* ACTION ITEM:
In the data below, how many lines contain the string "chkdsk"? Give only the number.

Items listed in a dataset
- Opening Delimiter -

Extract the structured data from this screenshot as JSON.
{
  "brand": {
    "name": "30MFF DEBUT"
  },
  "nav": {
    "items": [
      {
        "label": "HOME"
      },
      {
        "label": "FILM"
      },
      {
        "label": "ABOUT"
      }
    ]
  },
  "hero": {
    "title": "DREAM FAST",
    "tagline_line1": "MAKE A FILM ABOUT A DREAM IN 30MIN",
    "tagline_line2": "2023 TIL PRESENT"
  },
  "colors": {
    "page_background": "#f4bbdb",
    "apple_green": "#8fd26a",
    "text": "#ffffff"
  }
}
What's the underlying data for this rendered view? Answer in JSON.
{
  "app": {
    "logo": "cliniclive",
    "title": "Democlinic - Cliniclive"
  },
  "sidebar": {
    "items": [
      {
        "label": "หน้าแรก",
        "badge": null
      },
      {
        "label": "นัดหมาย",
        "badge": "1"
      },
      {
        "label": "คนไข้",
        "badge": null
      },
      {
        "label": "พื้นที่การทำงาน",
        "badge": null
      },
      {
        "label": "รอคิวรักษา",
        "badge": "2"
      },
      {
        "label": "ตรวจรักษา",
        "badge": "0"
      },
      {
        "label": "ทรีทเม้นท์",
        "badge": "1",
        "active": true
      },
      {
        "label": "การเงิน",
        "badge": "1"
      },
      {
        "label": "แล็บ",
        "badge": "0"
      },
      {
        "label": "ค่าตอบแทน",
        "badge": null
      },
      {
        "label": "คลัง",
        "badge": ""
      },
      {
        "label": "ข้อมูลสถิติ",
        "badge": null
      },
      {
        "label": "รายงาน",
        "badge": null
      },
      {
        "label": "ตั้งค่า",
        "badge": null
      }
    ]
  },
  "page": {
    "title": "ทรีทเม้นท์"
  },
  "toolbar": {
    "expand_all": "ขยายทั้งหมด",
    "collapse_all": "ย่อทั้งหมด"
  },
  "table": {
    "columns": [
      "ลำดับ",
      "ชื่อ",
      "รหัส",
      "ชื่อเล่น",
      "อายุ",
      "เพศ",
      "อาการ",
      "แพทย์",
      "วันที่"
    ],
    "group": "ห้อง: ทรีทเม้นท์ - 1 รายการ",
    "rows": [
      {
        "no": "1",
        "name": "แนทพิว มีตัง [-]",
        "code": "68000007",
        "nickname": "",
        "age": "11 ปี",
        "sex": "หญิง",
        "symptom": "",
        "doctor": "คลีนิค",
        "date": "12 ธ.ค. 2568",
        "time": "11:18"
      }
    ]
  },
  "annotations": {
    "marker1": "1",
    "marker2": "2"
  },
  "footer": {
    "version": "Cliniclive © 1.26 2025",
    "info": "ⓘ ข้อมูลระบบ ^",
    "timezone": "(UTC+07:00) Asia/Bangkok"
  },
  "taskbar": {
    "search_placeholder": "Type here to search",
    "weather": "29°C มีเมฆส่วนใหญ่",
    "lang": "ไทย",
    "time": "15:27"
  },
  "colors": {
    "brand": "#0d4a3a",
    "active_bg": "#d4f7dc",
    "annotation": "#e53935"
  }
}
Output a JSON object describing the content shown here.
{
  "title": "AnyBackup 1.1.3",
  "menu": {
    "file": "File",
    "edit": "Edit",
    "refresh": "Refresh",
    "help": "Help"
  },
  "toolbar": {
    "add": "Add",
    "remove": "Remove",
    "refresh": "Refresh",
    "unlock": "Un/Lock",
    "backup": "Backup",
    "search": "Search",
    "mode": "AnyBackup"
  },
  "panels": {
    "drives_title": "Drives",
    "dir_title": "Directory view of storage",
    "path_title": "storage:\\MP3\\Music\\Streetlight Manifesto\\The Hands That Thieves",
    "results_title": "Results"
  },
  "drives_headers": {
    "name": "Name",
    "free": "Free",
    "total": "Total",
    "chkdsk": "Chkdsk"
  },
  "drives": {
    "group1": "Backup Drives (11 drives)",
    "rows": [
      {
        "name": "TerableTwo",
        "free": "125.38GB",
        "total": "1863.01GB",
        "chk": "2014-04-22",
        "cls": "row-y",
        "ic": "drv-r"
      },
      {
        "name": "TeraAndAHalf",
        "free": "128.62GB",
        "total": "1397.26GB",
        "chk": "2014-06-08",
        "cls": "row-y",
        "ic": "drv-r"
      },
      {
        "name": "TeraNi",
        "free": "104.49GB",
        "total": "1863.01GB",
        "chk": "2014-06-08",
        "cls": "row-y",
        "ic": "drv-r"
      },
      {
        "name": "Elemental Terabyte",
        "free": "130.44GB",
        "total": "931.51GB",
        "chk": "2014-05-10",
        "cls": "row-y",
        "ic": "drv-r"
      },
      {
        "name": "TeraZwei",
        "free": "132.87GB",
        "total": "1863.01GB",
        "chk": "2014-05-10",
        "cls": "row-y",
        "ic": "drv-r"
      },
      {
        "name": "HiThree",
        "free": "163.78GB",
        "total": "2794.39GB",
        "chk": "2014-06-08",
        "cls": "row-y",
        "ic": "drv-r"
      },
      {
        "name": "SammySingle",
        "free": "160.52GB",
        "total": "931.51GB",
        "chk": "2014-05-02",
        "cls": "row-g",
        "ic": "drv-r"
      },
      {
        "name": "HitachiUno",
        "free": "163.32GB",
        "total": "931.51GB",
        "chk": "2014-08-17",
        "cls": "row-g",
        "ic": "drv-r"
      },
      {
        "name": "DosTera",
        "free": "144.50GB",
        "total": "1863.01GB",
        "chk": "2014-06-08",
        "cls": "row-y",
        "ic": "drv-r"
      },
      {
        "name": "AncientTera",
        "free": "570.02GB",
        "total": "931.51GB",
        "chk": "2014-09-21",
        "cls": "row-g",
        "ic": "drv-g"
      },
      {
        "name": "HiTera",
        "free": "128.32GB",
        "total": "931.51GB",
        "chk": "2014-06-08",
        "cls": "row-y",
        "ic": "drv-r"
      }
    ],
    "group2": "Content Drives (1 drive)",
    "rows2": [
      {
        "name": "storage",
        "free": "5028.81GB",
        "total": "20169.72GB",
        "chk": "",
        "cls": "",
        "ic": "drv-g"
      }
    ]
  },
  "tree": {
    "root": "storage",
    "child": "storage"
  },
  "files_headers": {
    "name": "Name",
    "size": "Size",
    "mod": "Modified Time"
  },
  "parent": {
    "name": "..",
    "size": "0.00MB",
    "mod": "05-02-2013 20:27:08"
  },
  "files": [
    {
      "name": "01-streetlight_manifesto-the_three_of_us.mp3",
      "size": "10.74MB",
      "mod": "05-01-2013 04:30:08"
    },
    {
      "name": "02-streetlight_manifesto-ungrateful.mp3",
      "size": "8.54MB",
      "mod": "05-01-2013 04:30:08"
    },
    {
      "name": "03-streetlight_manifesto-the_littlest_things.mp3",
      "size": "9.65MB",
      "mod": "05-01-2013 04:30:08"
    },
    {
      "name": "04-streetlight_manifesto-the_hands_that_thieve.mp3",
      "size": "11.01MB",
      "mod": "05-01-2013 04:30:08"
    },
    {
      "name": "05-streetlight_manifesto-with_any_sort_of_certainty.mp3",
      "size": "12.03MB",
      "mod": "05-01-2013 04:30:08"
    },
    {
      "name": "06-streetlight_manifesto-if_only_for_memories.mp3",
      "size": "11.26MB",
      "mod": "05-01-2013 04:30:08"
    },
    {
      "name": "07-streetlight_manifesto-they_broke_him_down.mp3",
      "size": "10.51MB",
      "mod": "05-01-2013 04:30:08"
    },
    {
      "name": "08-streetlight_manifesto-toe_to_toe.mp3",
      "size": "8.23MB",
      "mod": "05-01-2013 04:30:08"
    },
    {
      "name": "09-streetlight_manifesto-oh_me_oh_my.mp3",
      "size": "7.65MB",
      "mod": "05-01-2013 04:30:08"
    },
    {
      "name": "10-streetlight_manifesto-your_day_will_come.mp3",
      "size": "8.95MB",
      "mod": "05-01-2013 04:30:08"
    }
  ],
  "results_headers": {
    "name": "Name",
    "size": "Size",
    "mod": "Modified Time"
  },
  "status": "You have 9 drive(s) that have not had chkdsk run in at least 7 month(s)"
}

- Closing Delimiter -

* YOUR RESPONSE:
2